The economic, social, and environmental impacts of gambling are discussed in this article. Those impacts can be divided into two categories: positive and negative. They are financial and labor impacts, health and well-being, and societal and cultural impacts. Interpersonal and personal impacts are considered as internal, whereas external impacts include society/community impacts. Gambling’s impacts on social capital are considered external. Moreover, long-term effects of gambling are also included.
Economic cost-benefit analysis
While the economic benefits of gambling are clear, the negative effects are hard to quantify and not included in standard cost-benefit analyses. The social costs of gambling are a complex mix of interrelated processes that affect crime, financial hardship, and interpersonal relations. A clearer understanding of the costs of gambling can help determine the appropriate policies and programs for the future. Here are some common costs of gambling:
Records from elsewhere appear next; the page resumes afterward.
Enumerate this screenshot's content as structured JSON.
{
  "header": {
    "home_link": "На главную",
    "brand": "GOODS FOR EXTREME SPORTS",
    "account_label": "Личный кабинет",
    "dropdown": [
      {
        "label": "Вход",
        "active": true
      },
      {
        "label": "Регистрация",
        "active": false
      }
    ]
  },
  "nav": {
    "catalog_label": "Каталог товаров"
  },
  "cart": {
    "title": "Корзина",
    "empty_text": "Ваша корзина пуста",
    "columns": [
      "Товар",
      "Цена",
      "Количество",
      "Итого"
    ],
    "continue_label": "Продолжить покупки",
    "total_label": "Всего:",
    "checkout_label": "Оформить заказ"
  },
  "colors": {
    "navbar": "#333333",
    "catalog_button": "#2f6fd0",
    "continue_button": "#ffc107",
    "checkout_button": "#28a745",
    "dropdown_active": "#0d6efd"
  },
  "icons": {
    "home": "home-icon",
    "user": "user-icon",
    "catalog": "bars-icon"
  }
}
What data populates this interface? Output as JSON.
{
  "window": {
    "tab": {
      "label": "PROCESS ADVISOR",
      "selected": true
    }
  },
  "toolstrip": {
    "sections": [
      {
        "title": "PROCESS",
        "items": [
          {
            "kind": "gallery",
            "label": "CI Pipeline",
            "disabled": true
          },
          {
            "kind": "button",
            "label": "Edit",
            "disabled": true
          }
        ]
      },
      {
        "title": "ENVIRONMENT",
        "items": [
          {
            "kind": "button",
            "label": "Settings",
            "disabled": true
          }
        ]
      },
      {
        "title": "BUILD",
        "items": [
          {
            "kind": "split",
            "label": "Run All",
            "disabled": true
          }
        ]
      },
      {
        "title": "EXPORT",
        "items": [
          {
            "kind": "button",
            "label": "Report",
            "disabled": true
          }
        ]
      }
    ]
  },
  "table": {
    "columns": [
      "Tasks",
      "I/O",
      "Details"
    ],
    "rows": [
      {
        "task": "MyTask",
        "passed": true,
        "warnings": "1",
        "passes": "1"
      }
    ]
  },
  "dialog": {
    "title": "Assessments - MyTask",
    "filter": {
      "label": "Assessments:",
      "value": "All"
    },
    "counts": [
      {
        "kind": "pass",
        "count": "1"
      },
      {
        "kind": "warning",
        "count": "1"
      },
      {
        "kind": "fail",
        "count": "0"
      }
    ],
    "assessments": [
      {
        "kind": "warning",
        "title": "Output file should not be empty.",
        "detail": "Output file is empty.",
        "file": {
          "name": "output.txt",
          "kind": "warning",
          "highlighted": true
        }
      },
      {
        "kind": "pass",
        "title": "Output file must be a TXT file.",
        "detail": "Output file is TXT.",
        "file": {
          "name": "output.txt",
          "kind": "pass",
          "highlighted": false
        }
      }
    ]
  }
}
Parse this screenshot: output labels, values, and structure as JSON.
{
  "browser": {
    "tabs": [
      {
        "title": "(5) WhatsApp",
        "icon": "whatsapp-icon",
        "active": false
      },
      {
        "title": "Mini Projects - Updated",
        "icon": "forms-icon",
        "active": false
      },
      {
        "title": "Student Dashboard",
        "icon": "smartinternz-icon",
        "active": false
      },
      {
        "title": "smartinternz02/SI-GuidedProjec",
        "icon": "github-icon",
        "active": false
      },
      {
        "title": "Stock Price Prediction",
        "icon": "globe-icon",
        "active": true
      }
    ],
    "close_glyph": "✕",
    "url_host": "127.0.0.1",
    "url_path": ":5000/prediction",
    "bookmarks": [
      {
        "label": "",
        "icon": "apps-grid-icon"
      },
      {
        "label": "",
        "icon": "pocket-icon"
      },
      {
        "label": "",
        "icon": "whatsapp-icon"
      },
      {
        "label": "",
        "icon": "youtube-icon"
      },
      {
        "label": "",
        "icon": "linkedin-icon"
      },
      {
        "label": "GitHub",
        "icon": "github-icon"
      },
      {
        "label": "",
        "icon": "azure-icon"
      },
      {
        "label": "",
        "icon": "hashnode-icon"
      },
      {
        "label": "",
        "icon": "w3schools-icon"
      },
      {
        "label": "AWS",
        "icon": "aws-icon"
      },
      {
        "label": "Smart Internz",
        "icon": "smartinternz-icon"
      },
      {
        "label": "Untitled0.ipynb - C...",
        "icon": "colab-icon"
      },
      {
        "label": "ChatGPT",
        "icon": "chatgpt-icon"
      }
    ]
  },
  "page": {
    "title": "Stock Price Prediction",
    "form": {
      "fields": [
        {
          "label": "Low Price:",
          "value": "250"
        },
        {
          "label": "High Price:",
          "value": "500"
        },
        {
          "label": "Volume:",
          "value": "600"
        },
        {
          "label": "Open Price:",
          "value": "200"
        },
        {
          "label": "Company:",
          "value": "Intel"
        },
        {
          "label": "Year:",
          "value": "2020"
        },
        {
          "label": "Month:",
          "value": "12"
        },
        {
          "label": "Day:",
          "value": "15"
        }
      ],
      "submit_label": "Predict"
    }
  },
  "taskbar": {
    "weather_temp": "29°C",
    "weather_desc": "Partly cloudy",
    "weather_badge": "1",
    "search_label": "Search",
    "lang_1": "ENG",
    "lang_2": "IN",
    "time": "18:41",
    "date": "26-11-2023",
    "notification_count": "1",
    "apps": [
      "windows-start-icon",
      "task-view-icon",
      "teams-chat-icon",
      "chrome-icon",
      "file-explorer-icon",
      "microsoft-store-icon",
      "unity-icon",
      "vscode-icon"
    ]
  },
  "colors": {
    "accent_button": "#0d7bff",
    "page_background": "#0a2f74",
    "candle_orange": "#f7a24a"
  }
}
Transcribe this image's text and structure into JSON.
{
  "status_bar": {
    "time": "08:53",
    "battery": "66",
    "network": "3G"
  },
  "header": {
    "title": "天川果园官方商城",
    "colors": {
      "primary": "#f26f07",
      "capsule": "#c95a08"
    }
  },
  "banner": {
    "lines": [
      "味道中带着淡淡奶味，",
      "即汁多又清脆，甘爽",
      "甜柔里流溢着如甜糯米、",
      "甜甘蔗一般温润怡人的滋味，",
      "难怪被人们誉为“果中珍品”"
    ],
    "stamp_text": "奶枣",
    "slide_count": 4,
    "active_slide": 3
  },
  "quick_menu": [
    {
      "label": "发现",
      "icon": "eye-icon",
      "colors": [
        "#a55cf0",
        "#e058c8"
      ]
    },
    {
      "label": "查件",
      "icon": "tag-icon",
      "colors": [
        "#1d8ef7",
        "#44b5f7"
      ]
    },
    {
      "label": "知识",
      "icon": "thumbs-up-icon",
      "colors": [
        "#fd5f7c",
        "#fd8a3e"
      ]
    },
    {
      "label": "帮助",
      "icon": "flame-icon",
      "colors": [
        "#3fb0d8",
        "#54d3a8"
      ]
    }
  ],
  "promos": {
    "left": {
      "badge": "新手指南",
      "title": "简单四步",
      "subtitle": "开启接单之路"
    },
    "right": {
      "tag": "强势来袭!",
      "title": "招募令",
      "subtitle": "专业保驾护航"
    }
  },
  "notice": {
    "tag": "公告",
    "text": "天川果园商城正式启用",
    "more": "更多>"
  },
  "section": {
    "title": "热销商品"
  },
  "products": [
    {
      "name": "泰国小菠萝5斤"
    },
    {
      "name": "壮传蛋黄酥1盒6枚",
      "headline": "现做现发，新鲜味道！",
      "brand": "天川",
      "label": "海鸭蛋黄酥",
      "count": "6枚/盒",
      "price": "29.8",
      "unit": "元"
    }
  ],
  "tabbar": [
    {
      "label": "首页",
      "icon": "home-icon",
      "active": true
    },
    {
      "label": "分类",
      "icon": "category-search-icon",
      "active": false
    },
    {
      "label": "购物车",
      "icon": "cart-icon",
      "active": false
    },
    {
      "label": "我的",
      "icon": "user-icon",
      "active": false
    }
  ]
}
Tax revenue generated by casinos can have a positive impact on the local economy, but it is important to note that these taxes are not new money for society. Casinos pay taxes to local and state governments, but that money does not directly benefit the communities they are in. While casinos may be a source of employment, they are not creating any new money. In addition, the costs of gambling do not directly contribute to crime.
Psychological factors that can contribute to pathological gambling include anti-anxiety medications and depression. A person’s locus of control also plays a role. People who believe their actions caused the outcome are said to have an internal locus of control. Conversely, individuals with an external locus of control believe the outcome was determined by forces outside their control. Pathological gamblers often experience mania or depressive episodes. A common diagnostic tool for pathological gambling is the Brief Symptom Inventory (BSI) or California Personality Inventory, but it does not address gambling-specific characteristics. Another symptom of pathological gambling is chasing, which involves placing larger bets and taking higher risks than normal.
While gambling is a fun activity, it can have negative consequences. The most apparent consequences of pathological gambling are accumulated debt and financial losses. This behavior can snatch away a person’s entire financial portfolio in hours. Some gamblers have lost their life savings during one gambling session. While financial consequences are particularly important for senior gamblers, younger gamblers may be able to stabilize their debt and live a normal life.
Impacts on employment
Although there is no single measurable answer to the question of the effects of gambling on employment, some studies have provided useful information on the subject. While economic studies have focused on the effects on individual households, others have looked at the social and societal impacts of gambling. These studies have been inconclusive, however, as they do not account for differences in geographical scope, expenditure substitution, and tangible versus intangible impacts. These findings also do not provide any policy recommendations.
Gambling’s negative effects are numerous, and they vary from person-to-person. In terms of finances, these consequences are most visible in the amount of revenue that a given company can generate. Those impacted by gambling may experience homelessness and other negative effects that lead to social unrest and crime. In addition to employment losses, problem gambling can also lead to homelessness. Those who lose their jobs as a result of gambling often report having poorer performance at work. Even worse, these gamblers may engage in criminal activities at work.
Impacts on social capital
The spread of casino gambling is a growing issue in several countries. In addition to the financial benefits, it can also affect social capital, which is the collective effectiveness of individuals in a community. Recent studies have linked higher social capital levels with better quality of life. Social capital measures six different dimensions, including trust, volunteerism, civic participation, family obligations, and giving to charity. The impact of casino gambling on social capital can have a profound effect on the quality of life in a community.
The negative social impact of casino gambling is based on the attitudes of those who participate in the industry and on objective judgment. For example, the item “do I like working in the gaming industry?” was only correlated with negative effects for those who dislike working in the sector. These factors may differ in terms of social values or moral standards, which are a part of the assessment of social capital. Although the economic costs of gambling are generally measurable, the negative impact is less evident for those who do not frequent casinos.